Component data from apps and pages

- - - -

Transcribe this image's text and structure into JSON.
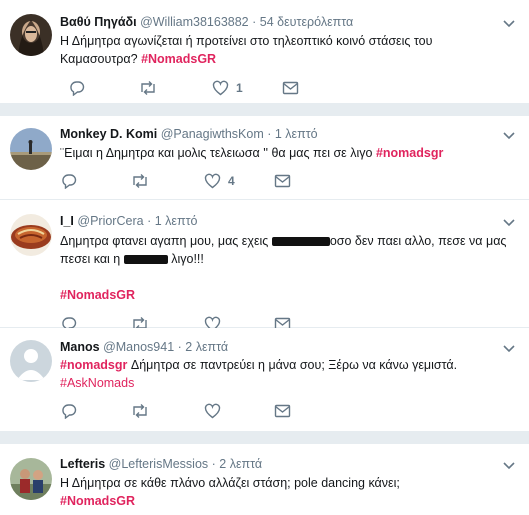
{
  "tweets": [
    {
      "name": "Βαθύ Πηγάδι",
      "handle": "@William38163882",
      "time": "· 54 δευτερόλεπτα",
      "text1": "Η Δήμητρα αγωνίζεται ή προτείνει στο τηλεοπτικό κοινό στάσεις του",
      "text2": "Καμασουτρα?",
      "hashtag": "#NomadsGR",
      "likes": "1"
    },
    {
      "name": "Monkey D. Komi",
      "handle": "@PanagiwthsKom",
      "time": "· 1 λεπτό",
      "text1": "¨Ειμαι η Δημητρα και μολις τελειωσα '' θα μας πει σε λιγο",
      "hashtag": "#nomadsgr",
      "likes": "4"
    },
    {
      "name": "I_I",
      "handle": "@PriorCera",
      "time": "· 1 λεπτό",
      "text1a": "Δημητρα φτανει αγαπη μου, μας εχεις",
      "text1b": "οσο δεν παει αλλο, πεσε να μας",
      "text2a": "πεσει και η",
      "text2b": "λιγο!!!",
      "hashtag": "#NomadsGR"
    },
    {
      "name": "Manos",
      "handle": "@Manos941",
      "time": "· 2 λεπτά",
      "hashtag": "#nomadsgr",
      "text1": "Δήμητρα σε παντρεύει η μάνα σου; Ξέρω να κάνω γεμιστά.",
      "hashtag2": "#AskNomads"
    },
    {
      "name": "Lefteris",
      "handle": "@LefterisMessios",
      "time": "· 2 λεπτά",
      "text1": "Η Δήμητρα σε κάθε πλάνο αλλάζει στάση; pole dancing κάνει;",
      "hashtag": "#NomadsGR"
    }
  ],
  "icons": [
    "reply-icon",
    "retweet-icon",
    "like-icon",
    "message-icon",
    "chevron-down-icon"
  ],
  "colors": {
    "hashtag": "#e0245e",
    "secondary": "#657786",
    "divider": "#e6ecf0"
  }
}
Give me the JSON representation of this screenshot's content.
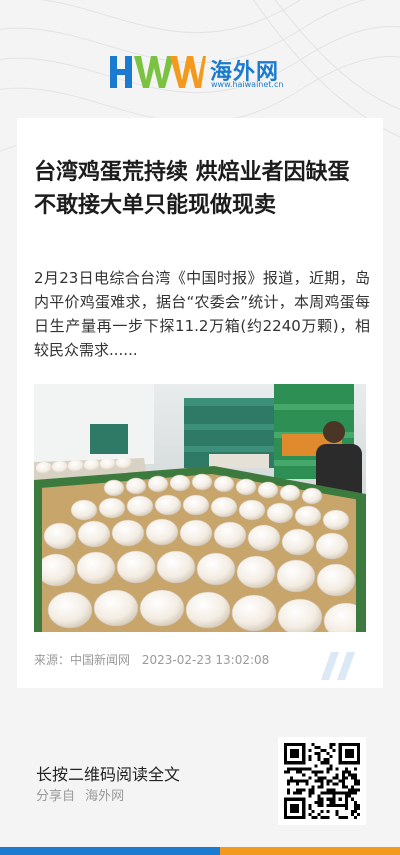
{
  "brand": {
    "logo_latin": "HWW",
    "logo_cn": "海外网",
    "url": "www.haiwainet.cn",
    "colors": {
      "blue": "#1a7bd0",
      "orange": "#f39a1e",
      "green": "#7cc242"
    }
  },
  "article": {
    "title": "台湾鸡蛋荒持续 烘焙业者因缺蛋不敢接大单只能现做现卖",
    "summary": "2月23日电综合台湾《中国时报》报道，近期，岛内平价鸡蛋难求，据台“农委会”统计，本周鸡蛋每日生产量再一步下探11.2万箱(约2240万颗)，相较民众需求......",
    "source": "来源：中国新闻网",
    "datetime": "2023-02-23 13:02:08",
    "photo_icon": "egg-crates-photo"
  },
  "footer": {
    "cta": "长按二维码阅读全文",
    "share_prefix": "分享自",
    "share_site": "海外网",
    "qr_icon": "qr-code-icon"
  }
}
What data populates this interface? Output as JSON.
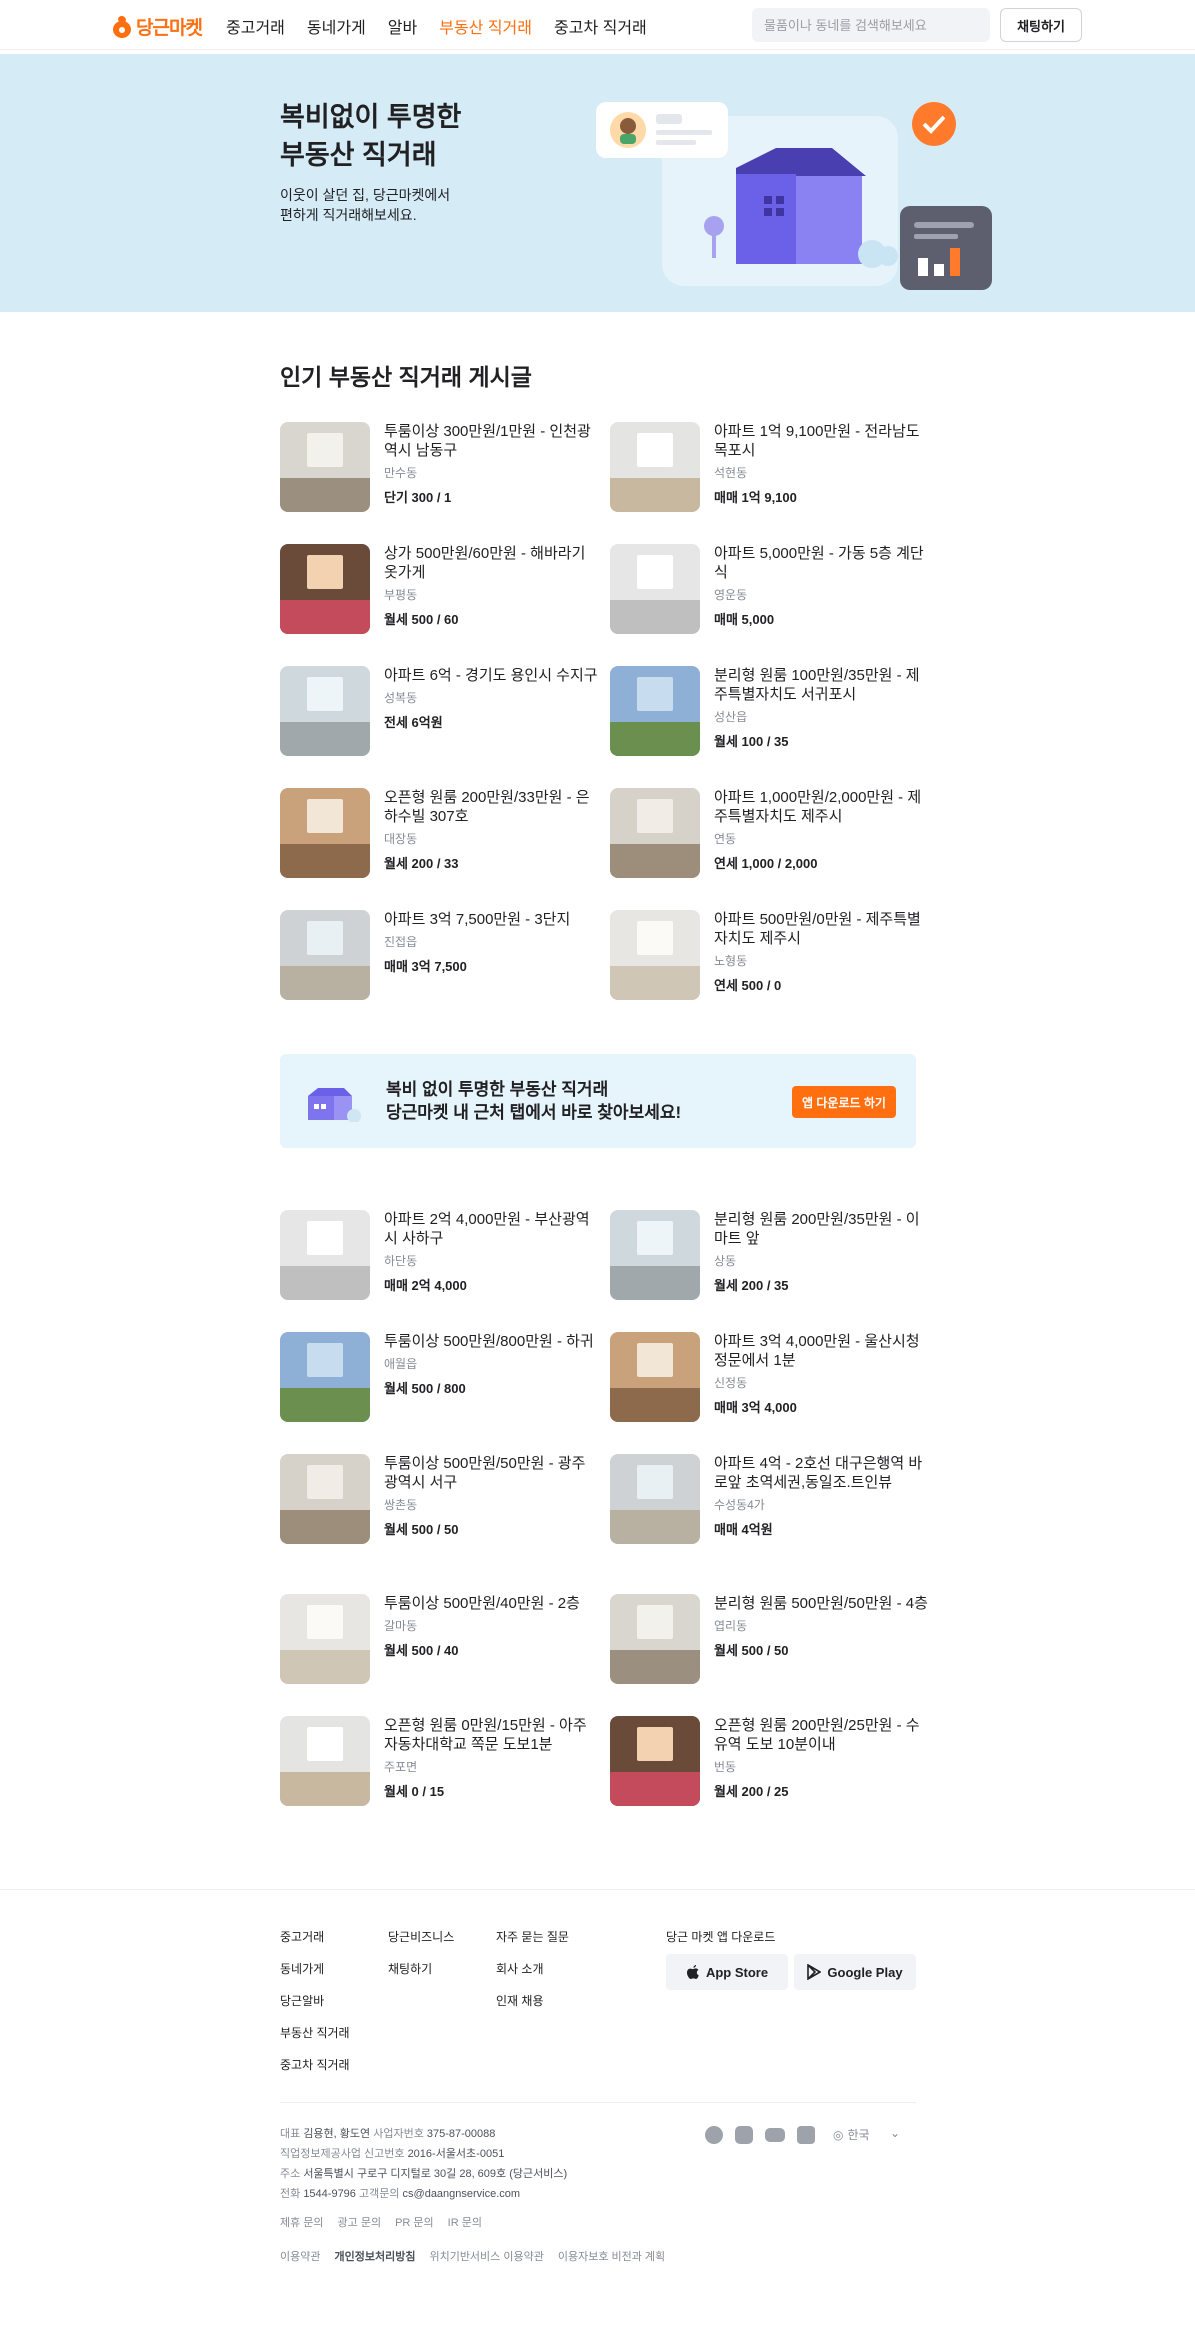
{
  "header": {
    "logo": "당근마켓",
    "nav": [
      "중고거래",
      "동네가게",
      "알바",
      "부동산 직거래",
      "중고차 직거래"
    ],
    "active_nav": "부동산 직거래",
    "search_placeholder": "물품이나 동네를 검색해보세요",
    "chat_button": "채팅하기"
  },
  "hero": {
    "title": "복비없이 투명한\n부동산 직거래",
    "description": "이웃이 살던 집, 당근마켓에서\n편하게 직거래해보세요."
  },
  "listings_title": "인기 부동산 직거래 게시글",
  "listings_top": [
    {
      "title": "투룸이상 300만원/1만원 - 인천광역시 남동구",
      "region": "만수동",
      "price": "단기 300 / 1"
    },
    {
      "title": "아파트 1억 9,100만원 - 전라남도 목포시",
      "region": "석현동",
      "price": "매매 1억 9,100"
    },
    {
      "title": "상가 500만원/60만원 - 해바라기 옷가게",
      "region": "부평동",
      "price": "월세 500 / 60"
    },
    {
      "title": "아파트 5,000만원 - 가동 5층 계단식",
      "region": "영운동",
      "price": "매매 5,000"
    },
    {
      "title": "아파트 6억 - 경기도 용인시 수지구",
      "region": "성복동",
      "price": "전세 6억원"
    },
    {
      "title": "분리형 원룸 100만원/35만원 - 제주특별자치도 서귀포시",
      "region": "성산읍",
      "price": "월세 100 / 35"
    },
    {
      "title": "오픈형 원룸 200만원/33만원 - 은하수빌 307호",
      "region": "대장동",
      "price": "월세 200 / 33"
    },
    {
      "title": "아파트 1,000만원/2,000만원 - 제주특별자치도 제주시",
      "region": "연동",
      "price": "연세 1,000 / 2,000"
    },
    {
      "title": "아파트 3억 7,500만원 - 3단지",
      "region": "진접읍",
      "price": "매매 3억 7,500"
    },
    {
      "title": "아파트 500만원/0만원 - 제주특별자치도 제주시",
      "region": "노형동",
      "price": "연세 500 / 0"
    }
  ],
  "banner": {
    "line1": "복비 없이 투명한 부동산 직거래",
    "line2": "당근마켓 내 근처 탭에서 바로 찾아보세요!",
    "button": "앱 다운로드 하기"
  },
  "listings_bottom": [
    {
      "title": "아파트 2억 4,000만원 - 부산광역시 사하구",
      "region": "하단동",
      "price": "매매 2억 4,000"
    },
    {
      "title": "분리형 원룸 200만원/35만원 - 이마트 앞",
      "region": "상동",
      "price": "월세 200 / 35"
    },
    {
      "title": "투룸이상 500만원/800만원 - 하귀",
      "region": "애월읍",
      "price": "월세 500 / 800"
    },
    {
      "title": "아파트 3억 4,000만원 - 울산시청 정문에서 1분",
      "region": "신정동",
      "price": "매매 3억 4,000"
    },
    {
      "title": "투룸이상 500만원/50만원 - 광주광역시 서구",
      "region": "쌍촌동",
      "price": "월세 500 / 50"
    },
    {
      "title": "아파트 4억 - 2호선 대구은행역 바로앞 초역세권,동일조.트인뷰",
      "region": "수성동4가",
      "price": "매매 4억원"
    },
    {
      "title": "투룸이상 500만원/40만원 - 2층",
      "region": "갈마동",
      "price": "월세 500 / 40"
    },
    {
      "title": "분리형 원룸 500만원/50만원 - 4층",
      "region": "엽리동",
      "price": "월세 500 / 50"
    },
    {
      "title": "오픈형 원룸 0만원/15만원 - 아주자동차대학교 쪽문 도보1분",
      "region": "주포면",
      "price": "월세 0 / 15"
    },
    {
      "title": "오픈형 원룸 200만원/25만원 - 수유역 도보 10분이내",
      "region": "번동",
      "price": "월세 200 / 25"
    }
  ],
  "footer": {
    "col1": [
      "중고거래",
      "동네가게",
      "당근알바",
      "부동산 직거래",
      "중고차 직거래"
    ],
    "col2": [
      "당근비즈니스",
      "채팅하기"
    ],
    "col3": [
      "자주 묻는 질문",
      "회사 소개",
      "인재 채용"
    ],
    "download_title": "당근 마켓 앱 다운로드",
    "app_store": "App Store",
    "google_play": "Google Play",
    "info": [
      {
        "label": "대표",
        "value": "김용현, 황도연"
      },
      {
        "label": "사업자번호",
        "value": "375-87-00088"
      },
      {
        "label": "직업정보제공사업 신고번호",
        "value": "2016-서울서초-0051"
      },
      {
        "label": "주소",
        "value": "서울특별시 구로구 디지털로 30길 28, 609호 (당근서비스)"
      },
      {
        "label": "전화",
        "value": "1544-9796"
      },
      {
        "label": "고객문의",
        "value": "cs@daangnservice.com"
      }
    ],
    "inquiries": [
      "제휴 문의",
      "광고 문의",
      "PR 문의",
      "IR 문의"
    ],
    "terms": [
      "이용약관",
      "개인정보처리방침",
      "위치기반서비스 이용약관",
      "이용자보호 비전과 계획"
    ],
    "language": "한국"
  },
  "colors": {
    "brand": "#ff6f0f",
    "hero_bg": "#d5ecf7",
    "banner_bg": "#e6f4fb"
  }
}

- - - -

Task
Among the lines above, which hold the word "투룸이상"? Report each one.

Task output
      "title": "투룸이상 300만원/1만원 - 인천광역시 남동구",
      "title": "투룸이상 500만원/800만원 - 하귀",
      "title": "투룸이상 500만원/50만원 - 광주광역시 서구",
      "title": "투룸이상 500만원/40만원 - 2층",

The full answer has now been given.